[ABOUT THIS TASK] An exact copy of every entry is required, without the pictures.
::: RECORDS TO USE :::
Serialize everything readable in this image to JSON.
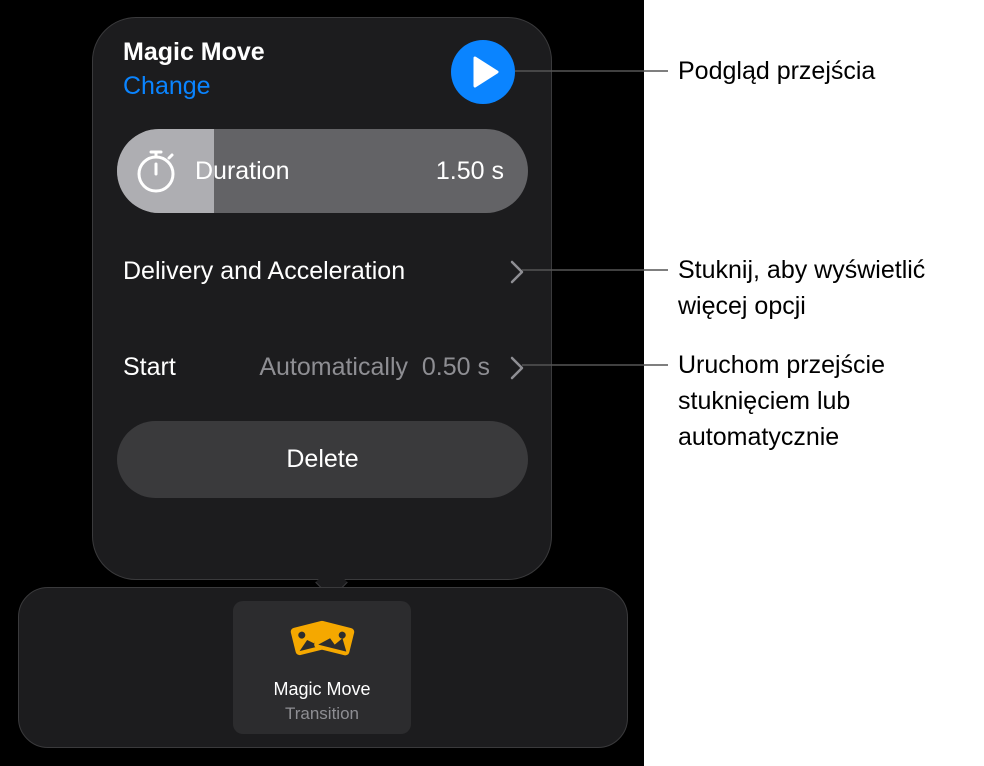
{
  "popover": {
    "title": "Magic Move",
    "change_label": "Change",
    "play_icon": "play-icon",
    "duration": {
      "label": "Duration",
      "value": "1.50 s",
      "slider_fraction": 0.235,
      "icon": "stopwatch-icon"
    },
    "delivery_row": {
      "label": "Delivery and Acceleration",
      "icon": "chevron-right-icon"
    },
    "start_row": {
      "label": "Start",
      "value": "Automatically  0.50 s",
      "icon": "chevron-right-icon"
    },
    "delete_label": "Delete"
  },
  "transition_tray": {
    "item": {
      "name": "Magic Move",
      "type": "Transition",
      "icon": "magic-move-icon"
    }
  },
  "callouts": {
    "play_preview": "Podgląd przejścia",
    "more_options": "Stuknij, aby wyświetlić\nwięcej opcji",
    "start_trigger": "Uruchom przejście\nstuknięciem lub\nautomatycznie"
  },
  "colors": {
    "accent": "#0a84ff",
    "popover_bg": "#1c1c1e",
    "icon_yellow": "#f5a800"
  }
}
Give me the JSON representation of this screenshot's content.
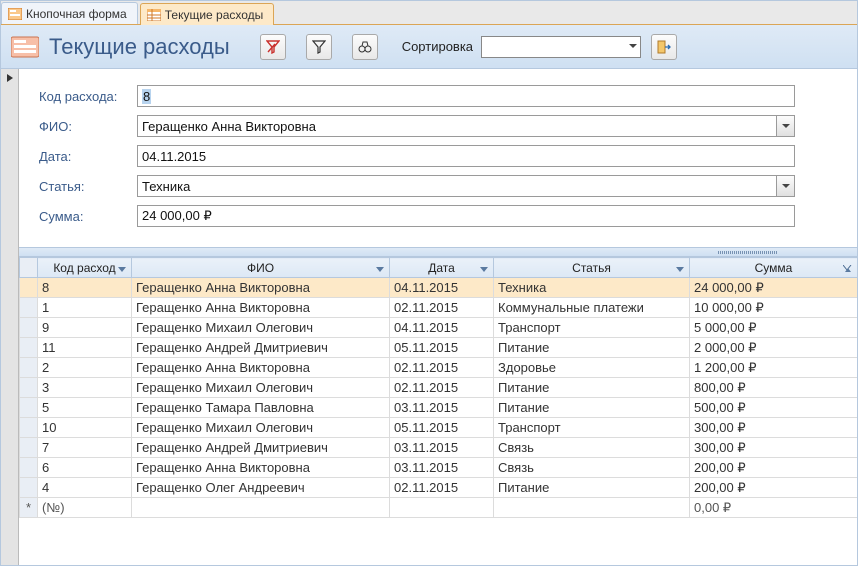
{
  "tabs": {
    "inactive_label": "Кнопочная форма",
    "active_label": "Текущие расходы"
  },
  "header": {
    "title": "Текущие расходы",
    "sort_label": "Сортировка",
    "sort_value": ""
  },
  "form": {
    "labels": {
      "id": "Код расхода:",
      "fio": "ФИО:",
      "date": "Дата:",
      "article": "Статья:",
      "sum": "Сумма:"
    },
    "values": {
      "id": "8",
      "fio": "Геращенко Анна Викторовна",
      "date": "04.11.2015",
      "article": "Техника",
      "sum": "24 000,00 ₽"
    }
  },
  "columns": {
    "id": "Код расход",
    "fio": "ФИО",
    "date": "Дата",
    "article": "Статья",
    "sum": "Сумма"
  },
  "rows": [
    {
      "id": "8",
      "fio": "Геращенко Анна Викторовна",
      "date": "04.11.2015",
      "article": "Техника",
      "sum": "24 000,00 ₽"
    },
    {
      "id": "1",
      "fio": "Геращенко Анна Викторовна",
      "date": "02.11.2015",
      "article": "Коммунальные платежи",
      "sum": "10 000,00 ₽"
    },
    {
      "id": "9",
      "fio": "Геращенко Михаил Олегович",
      "date": "04.11.2015",
      "article": "Транспорт",
      "sum": "5 000,00 ₽"
    },
    {
      "id": "11",
      "fio": "Геращенко Андрей Дмитриевич",
      "date": "05.11.2015",
      "article": "Питание",
      "sum": "2 000,00 ₽"
    },
    {
      "id": "2",
      "fio": "Геращенко Анна Викторовна",
      "date": "02.11.2015",
      "article": "Здоровье",
      "sum": "1 200,00 ₽"
    },
    {
      "id": "3",
      "fio": "Геращенко Михаил Олегович",
      "date": "02.11.2015",
      "article": "Питание",
      "sum": "800,00 ₽"
    },
    {
      "id": "5",
      "fio": "Геращенко Тамара Павловна",
      "date": "03.11.2015",
      "article": "Питание",
      "sum": "500,00 ₽"
    },
    {
      "id": "10",
      "fio": "Геращенко Михаил Олегович",
      "date": "05.11.2015",
      "article": "Транспорт",
      "sum": "300,00 ₽"
    },
    {
      "id": "7",
      "fio": "Геращенко Андрей Дмитриевич",
      "date": "03.11.2015",
      "article": "Связь",
      "sum": "300,00 ₽"
    },
    {
      "id": "6",
      "fio": "Геращенко Анна Викторовна",
      "date": "03.11.2015",
      "article": "Связь",
      "sum": "200,00 ₽"
    },
    {
      "id": "4",
      "fio": "Геращенко Олег Андреевич",
      "date": "02.11.2015",
      "article": "Питание",
      "sum": "200,00 ₽"
    }
  ],
  "new_row": {
    "marker": "*",
    "id_placeholder": "(№)",
    "sum_placeholder": "0,00 ₽"
  }
}
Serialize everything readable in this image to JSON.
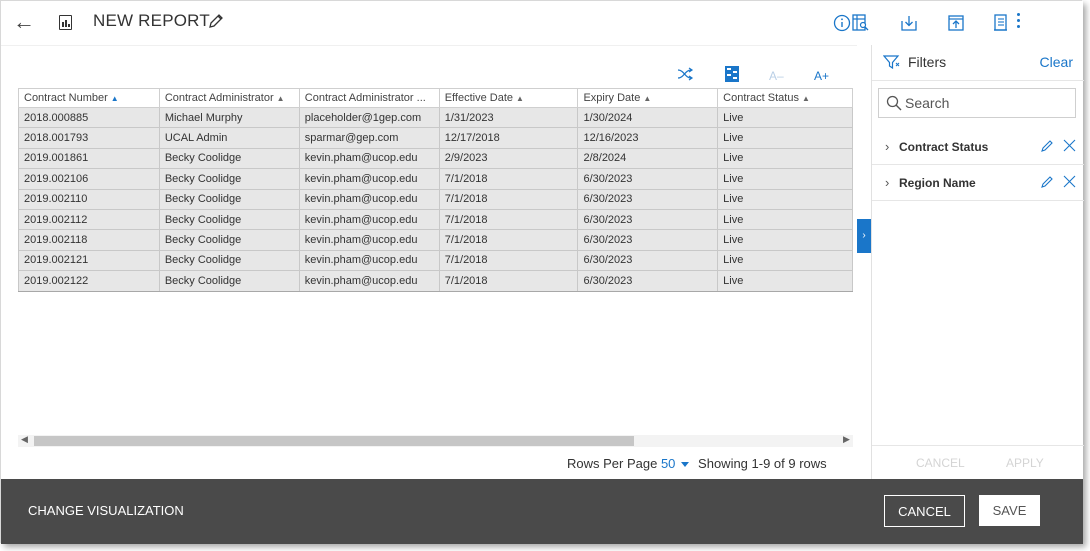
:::
[RESULT OF THE EXERCISE]
Serialize everything readable in this image to JSON.
{
  "popover": {
    "title": "Magic Move",
    "change_label": "Change",
    "play_icon": "play-icon",
    "duration": {
      "label": "Duration",
      "value": "1.50 s",
      "slider_fraction": 0.235,
      "icon": "stopwatch-icon"
    },
    "delivery_row": {
      "label": "Delivery and Acceleration",
      "icon": "chevron-right-icon"
    },
    "start_row": {
      "label": "Start",
      "value": "Automatically  0.50 s",
      "icon": "chevron-right-icon"
    },
    "delete_label": "Delete"
  },
  "transition_tray": {
    "item": {
      "name": "Magic Move",
      "type": "Transition",
      "icon": "magic-move-icon"
    }
  },
  "callouts": {
    "play_preview": "Podgląd przejścia",
    "more_options": "Stuknij, aby wyświetlić\nwięcej opcji",
    "start_trigger": "Uruchom przejście\nstuknięciem lub\nautomatycznie"
  },
  "colors": {
    "accent": "#0a84ff",
    "popover_bg": "#1c1c1e",
    "icon_yellow": "#f5a800"
  }
}
Give me the JSON representation of this screenshot's content.
{
  "tabs": {
    "inactive_label": "Кнопочная форма",
    "active_label": "Текущие расходы"
  },
  "header": {
    "title": "Текущие расходы",
    "sort_label": "Сортировка",
    "sort_value": ""
  },
  "form": {
    "labels": {
      "id": "Код расхода:",
      "fio": "ФИО:",
      "date": "Дата:",
      "article": "Статья:",
      "sum": "Сумма:"
    },
    "values": {
      "id": "8",
      "fio": "Геращенко Анна Викторовна",
      "date": "04.11.2015",
      "article": "Техника",
      "sum": "24 000,00 ₽"
    }
  },
  "columns": {
    "id": "Код расход",
    "fio": "ФИО",
    "date": "Дата",
    "article": "Статья",
    "sum": "Сумма"
  },
  "rows": [
    {
      "id": "8",
      "fio": "Геращенко Анна Викторовна",
      "date": "04.11.2015",
      "article": "Техника",
      "sum": "24 000,00 ₽"
    },
    {
      "id": "1",
      "fio": "Геращенко Анна Викторовна",
      "date": "02.11.2015",
      "article": "Коммунальные платежи",
      "sum": "10 000,00 ₽"
    },
    {
      "id": "9",
      "fio": "Геращенко Михаил Олегович",
      "date": "04.11.2015",
      "article": "Транспорт",
      "sum": "5 000,00 ₽"
    },
    {
      "id": "11",
      "fio": "Геращенко Андрей Дмитриевич",
      "date": "05.11.2015",
      "article": "Питание",
      "sum": "2 000,00 ₽"
    },
    {
      "id": "2",
      "fio": "Геращенко Анна Викторовна",
      "date": "02.11.2015",
      "article": "Здоровье",
      "sum": "1 200,00 ₽"
    },
    {
      "id": "3",
      "fio": "Геращенко Михаил Олегович",
      "date": "02.11.2015",
      "article": "Питание",
      "sum": "800,00 ₽"
    },
    {
      "id": "5",
      "fio": "Геращенко Тамара Павловна",
      "date": "03.11.2015",
      "article": "Питание",
      "sum": "500,00 ₽"
    },
    {
      "id": "10",
      "fio": "Геращенко Михаил Олегович",
      "date": "05.11.2015",
      "article": "Транспорт",
      "sum": "300,00 ₽"
    },
    {
      "id": "7",
      "fio": "Геращенко Андрей Дмитриевич",
      "date": "03.11.2015",
      "article": "Связь",
      "sum": "300,00 ₽"
    },
    {
      "id": "6",
      "fio": "Геращенко Анна Викторовна",
      "date": "03.11.2015",
      "article": "Связь",
      "sum": "200,00 ₽"
    },
    {
      "id": "4",
      "fio": "Геращенко Олег Андреевич",
      "date": "02.11.2015",
      "article": "Питание",
      "sum": "200,00 ₽"
    }
  ],
  "new_row": {
    "marker": "*",
    "id_placeholder": "(№)",
    "sum_placeholder": "0,00 ₽"
  }
}
Serialize everything readable in this image to JSON.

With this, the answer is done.